flyingfrenchy
Flavien Vidal

Again man... why don’t you fly here? Driving those things has to be done on proper roads, a millimeter away from the rev limiter all the way to the top of the mountain :)

Here is one I had until last week and that is currently on its way to GA...
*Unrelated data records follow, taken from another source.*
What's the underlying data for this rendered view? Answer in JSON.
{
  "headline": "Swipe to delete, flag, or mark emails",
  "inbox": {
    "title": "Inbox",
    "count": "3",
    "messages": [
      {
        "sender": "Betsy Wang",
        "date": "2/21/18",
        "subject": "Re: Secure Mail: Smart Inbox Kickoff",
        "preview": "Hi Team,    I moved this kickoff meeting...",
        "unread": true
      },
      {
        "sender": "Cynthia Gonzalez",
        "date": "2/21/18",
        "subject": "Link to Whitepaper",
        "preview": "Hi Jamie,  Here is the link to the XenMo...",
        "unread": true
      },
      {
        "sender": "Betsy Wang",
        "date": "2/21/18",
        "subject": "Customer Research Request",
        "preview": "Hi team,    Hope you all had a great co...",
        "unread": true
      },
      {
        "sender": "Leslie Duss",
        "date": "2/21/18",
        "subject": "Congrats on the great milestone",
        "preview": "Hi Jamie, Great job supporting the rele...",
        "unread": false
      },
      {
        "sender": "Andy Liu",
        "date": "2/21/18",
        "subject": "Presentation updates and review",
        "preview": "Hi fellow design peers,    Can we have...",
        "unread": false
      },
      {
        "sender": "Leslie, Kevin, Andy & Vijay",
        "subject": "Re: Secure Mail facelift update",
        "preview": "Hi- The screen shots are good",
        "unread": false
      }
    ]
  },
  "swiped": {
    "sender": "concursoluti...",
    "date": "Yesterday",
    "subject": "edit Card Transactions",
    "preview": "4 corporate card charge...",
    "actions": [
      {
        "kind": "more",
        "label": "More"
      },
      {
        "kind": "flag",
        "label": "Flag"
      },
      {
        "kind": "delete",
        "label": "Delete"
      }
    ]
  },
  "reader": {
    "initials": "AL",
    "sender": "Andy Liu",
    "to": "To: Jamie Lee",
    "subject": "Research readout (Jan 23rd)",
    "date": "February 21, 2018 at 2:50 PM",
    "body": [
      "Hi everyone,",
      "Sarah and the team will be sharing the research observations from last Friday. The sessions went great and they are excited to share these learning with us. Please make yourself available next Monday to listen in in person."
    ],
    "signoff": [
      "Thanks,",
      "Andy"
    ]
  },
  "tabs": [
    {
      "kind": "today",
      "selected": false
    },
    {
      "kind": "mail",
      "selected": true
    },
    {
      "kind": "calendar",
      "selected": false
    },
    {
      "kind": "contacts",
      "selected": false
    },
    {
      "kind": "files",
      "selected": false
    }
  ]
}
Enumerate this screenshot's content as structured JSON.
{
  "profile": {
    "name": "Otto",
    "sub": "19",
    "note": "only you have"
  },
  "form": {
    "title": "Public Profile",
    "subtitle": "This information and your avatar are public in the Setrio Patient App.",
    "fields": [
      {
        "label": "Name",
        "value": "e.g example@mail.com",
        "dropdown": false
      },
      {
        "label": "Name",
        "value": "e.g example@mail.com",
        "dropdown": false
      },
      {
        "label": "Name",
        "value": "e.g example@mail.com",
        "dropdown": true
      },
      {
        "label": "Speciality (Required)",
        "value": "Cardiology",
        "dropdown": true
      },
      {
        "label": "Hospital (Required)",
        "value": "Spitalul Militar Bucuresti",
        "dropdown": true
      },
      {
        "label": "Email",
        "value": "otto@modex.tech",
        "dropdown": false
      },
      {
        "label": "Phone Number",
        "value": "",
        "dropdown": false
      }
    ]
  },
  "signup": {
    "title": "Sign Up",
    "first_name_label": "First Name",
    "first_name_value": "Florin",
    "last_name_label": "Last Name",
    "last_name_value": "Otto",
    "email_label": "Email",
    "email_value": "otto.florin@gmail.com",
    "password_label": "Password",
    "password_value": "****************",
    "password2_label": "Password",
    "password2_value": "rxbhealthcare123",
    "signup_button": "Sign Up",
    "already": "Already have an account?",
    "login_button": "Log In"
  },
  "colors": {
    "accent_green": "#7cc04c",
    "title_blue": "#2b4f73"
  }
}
As you can see, a good road is everything for those little monsters.